## Exercise
Starting at the first line and ending at the last, output the data exactly.

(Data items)
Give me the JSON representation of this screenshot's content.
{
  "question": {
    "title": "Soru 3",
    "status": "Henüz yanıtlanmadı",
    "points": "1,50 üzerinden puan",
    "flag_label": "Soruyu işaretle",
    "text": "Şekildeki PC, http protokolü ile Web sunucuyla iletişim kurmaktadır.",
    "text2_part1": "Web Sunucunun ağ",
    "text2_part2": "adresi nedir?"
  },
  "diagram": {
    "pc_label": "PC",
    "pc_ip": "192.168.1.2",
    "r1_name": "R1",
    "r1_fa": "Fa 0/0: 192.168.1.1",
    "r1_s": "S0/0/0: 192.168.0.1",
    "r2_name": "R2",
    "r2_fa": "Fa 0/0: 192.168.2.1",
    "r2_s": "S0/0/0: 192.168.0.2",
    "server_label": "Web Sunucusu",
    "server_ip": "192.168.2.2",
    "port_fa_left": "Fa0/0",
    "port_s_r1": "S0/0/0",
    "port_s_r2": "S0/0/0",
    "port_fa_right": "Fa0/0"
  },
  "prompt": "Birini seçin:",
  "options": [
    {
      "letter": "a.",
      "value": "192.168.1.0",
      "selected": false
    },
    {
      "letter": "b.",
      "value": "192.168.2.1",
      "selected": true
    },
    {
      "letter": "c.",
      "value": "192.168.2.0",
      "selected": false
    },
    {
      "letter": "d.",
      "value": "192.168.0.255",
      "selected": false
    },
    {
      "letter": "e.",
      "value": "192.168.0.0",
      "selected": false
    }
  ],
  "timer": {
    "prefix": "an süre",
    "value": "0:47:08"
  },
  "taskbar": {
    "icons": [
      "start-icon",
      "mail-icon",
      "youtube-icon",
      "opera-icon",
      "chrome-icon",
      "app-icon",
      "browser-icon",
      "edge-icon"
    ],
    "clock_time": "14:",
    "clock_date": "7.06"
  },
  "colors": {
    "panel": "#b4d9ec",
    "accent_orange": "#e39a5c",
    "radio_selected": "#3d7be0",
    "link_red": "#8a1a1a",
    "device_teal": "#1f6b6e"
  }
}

## Answer for the task
Give me the JSON representation of this screenshot's content.
{
  "question": {
    "title": "Soru 3",
    "status": "Henüz yanıtlanmadı",
    "points": "1,50 üzerinden puan",
    "flag_label": "Soruyu işaretle",
    "text": "Şekildeki PC, http protokolü ile Web sunucuyla iletişim kurmaktadır.",
    "text2_part1": "Web Sunucunun ağ",
    "text2_part2": "adresi nedir?"
  },
  "diagram": {
    "pc_label": "PC",
    "pc_ip": "192.168.1.2",
    "r1_name": "R1",
    "r1_fa": "Fa 0/0: 192.168.1.1",
    "r1_s": "S0/0/0: 192.168.0.1",
    "r2_name": "R2",
    "r2_fa": "Fa 0/0: 192.168.2.1",
    "r2_s": "S0/0/0: 192.168.0.2",
    "server_label": "Web Sunucusu",
    "server_ip": "192.168.2.2",
    "port_fa_left": "Fa0/0",
    "port_s_r1": "S0/0/0",
    "port_s_r2": "S0/0/0",
    "port_fa_right": "Fa0/0"
  },
  "prompt": "Birini seçin:",
  "options": [
    {
      "letter": "a.",
      "value": "192.168.1.0",
      "selected": false
    },
    {
      "letter": "b.",
      "value": "192.168.2.1",
      "selected": true
    },
    {
      "letter": "c.",
      "value": "192.168.2.0",
      "selected": false
    },
    {
      "letter": "d.",
      "value": "192.168.0.255",
      "selected": false
    },
    {
      "letter": "e.",
      "value": "192.168.0.0",
      "selected": false
    }
  ],
  "timer": {
    "prefix": "an süre",
    "value": "0:47:08"
  },
  "taskbar": {
    "icons": [
      "start-icon",
      "mail-icon",
      "youtube-icon",
      "opera-icon",
      "chrome-icon",
      "app-icon",
      "browser-icon",
      "edge-icon"
    ],
    "clock_time": "14:",
    "clock_date": "7.06"
  },
  "colors": {
    "panel": "#b4d9ec",
    "accent_orange": "#e39a5c",
    "radio_selected": "#3d7be0",
    "link_red": "#8a1a1a",
    "device_teal": "#1f6b6e"
  }
}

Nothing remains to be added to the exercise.